* What to produce: Each record, exactly as written, should be printed again.

* Data extracts:
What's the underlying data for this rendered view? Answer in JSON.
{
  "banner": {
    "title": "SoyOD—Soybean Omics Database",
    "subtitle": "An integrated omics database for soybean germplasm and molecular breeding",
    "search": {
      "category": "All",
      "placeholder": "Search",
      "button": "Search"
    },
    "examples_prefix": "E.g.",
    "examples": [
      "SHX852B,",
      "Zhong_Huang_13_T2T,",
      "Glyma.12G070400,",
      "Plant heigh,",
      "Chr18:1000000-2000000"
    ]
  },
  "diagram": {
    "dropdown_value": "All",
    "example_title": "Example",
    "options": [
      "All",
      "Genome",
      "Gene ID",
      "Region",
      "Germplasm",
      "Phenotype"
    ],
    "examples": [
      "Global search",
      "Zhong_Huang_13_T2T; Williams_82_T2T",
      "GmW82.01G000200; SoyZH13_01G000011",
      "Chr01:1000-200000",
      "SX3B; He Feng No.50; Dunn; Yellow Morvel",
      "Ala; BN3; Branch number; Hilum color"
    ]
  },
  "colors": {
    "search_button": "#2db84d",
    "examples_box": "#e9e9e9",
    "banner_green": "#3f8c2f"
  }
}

* Answer below:
What's the underlying data for this rendered view? Answer in JSON.
{
  "banner": {
    "title": "SoyOD—Soybean Omics Database",
    "subtitle": "An integrated omics database for soybean germplasm and molecular breeding",
    "search": {
      "category": "All",
      "placeholder": "Search",
      "button": "Search"
    },
    "examples_prefix": "E.g.",
    "examples": [
      "SHX852B,",
      "Zhong_Huang_13_T2T,",
      "Glyma.12G070400,",
      "Plant heigh,",
      "Chr18:1000000-2000000"
    ]
  },
  "diagram": {
    "dropdown_value": "All",
    "example_title": "Example",
    "options": [
      "All",
      "Genome",
      "Gene ID",
      "Region",
      "Germplasm",
      "Phenotype"
    ],
    "examples": [
      "Global search",
      "Zhong_Huang_13_T2T; Williams_82_T2T",
      "GmW82.01G000200; SoyZH13_01G000011",
      "Chr01:1000-200000",
      "SX3B; He Feng No.50; Dunn; Yellow Morvel",
      "Ala; BN3; Branch number; Hilum color"
    ]
  },
  "colors": {
    "search_button": "#2db84d",
    "examples_box": "#e9e9e9",
    "banner_green": "#3f8c2f"
  }
}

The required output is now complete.